Monongalia Co., he said, has a lot of questions to answer about how they allowed a construction site to be so negligent and cause severe damage to his business.
All he wants, Murray said, is accountability and for his business to return to normal.
I’d like my business back open. I think, you know, this was obviously approved by the Mon County Planning Commission. I’d like to know if they’ve been coming out checking on this site. I mean, they approved it, so I mean, somebody engineered this, somebody approved it. Obviously, it didn’t work. I know it was a large rain and we probably would have got some water, but with the silt fence not being up, all of our drains outside were completely covered in debris and the water had nowhere to go. I mean, as soon as we got here and shoveled off the drains, the water went away. So, I just think had the proper measures been put in place up there, somebody had been keeping an eye on them — somebody really needs to keep an eye on these job sites. You can’t just let him go and have no checks and balances.
Travis Murray – Co-Owner, Shorty Anderson’s Auto Services
The DEP, Murray said, tries its best to keep construction sites accountable, but the brunt of responsibility falls on the planning commission.

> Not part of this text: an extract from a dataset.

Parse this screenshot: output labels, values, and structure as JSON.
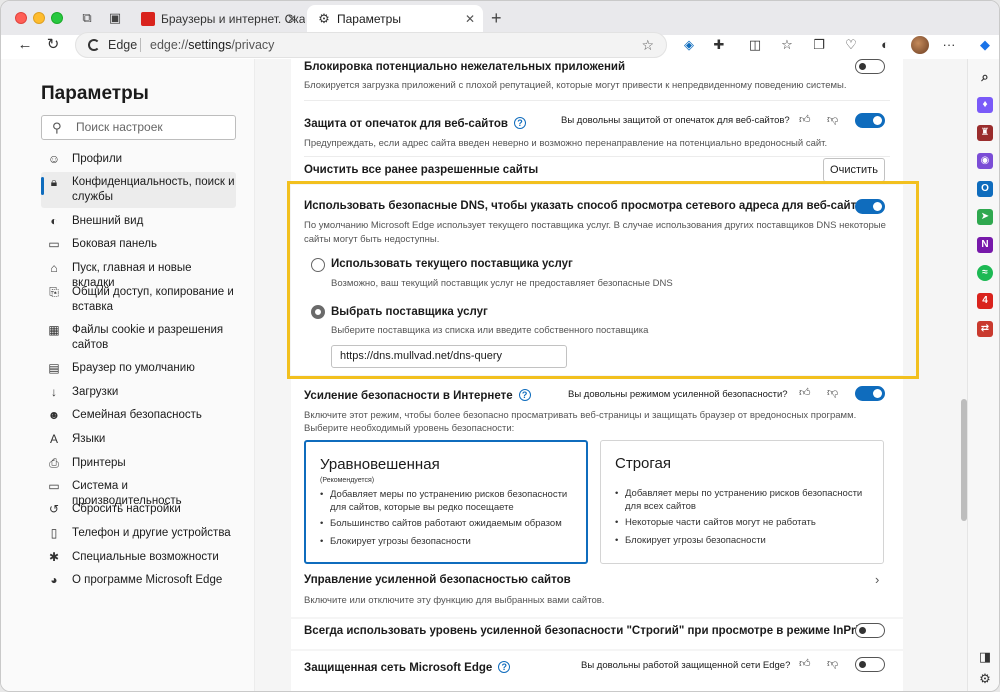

It needs to “do a better job policing job sites”, he said.
Murray said he would like to know who’s qualified at the Planning Commission to approve a project like this because the approval process does not seem to be as rigorous as it ought to be.
As he waits for answers and, possibly even, accountability, Murray said he and his brother will keep doing their best to clean things up and work on estimates for the insurance company. They will, also, continue talking to lawyers to figure out if they have a legal case.
He said he was grateful for all customers and members of the public who have shown support to Shorty’s in these trying times and asks for patience as they work to fix the situation.
“I’d like to say thank you to everyone who’s been supporting us and, you know, has called and checked on us and everything. But other than that, we’re just going to try to get cleaned up and get back at it,” said Murray.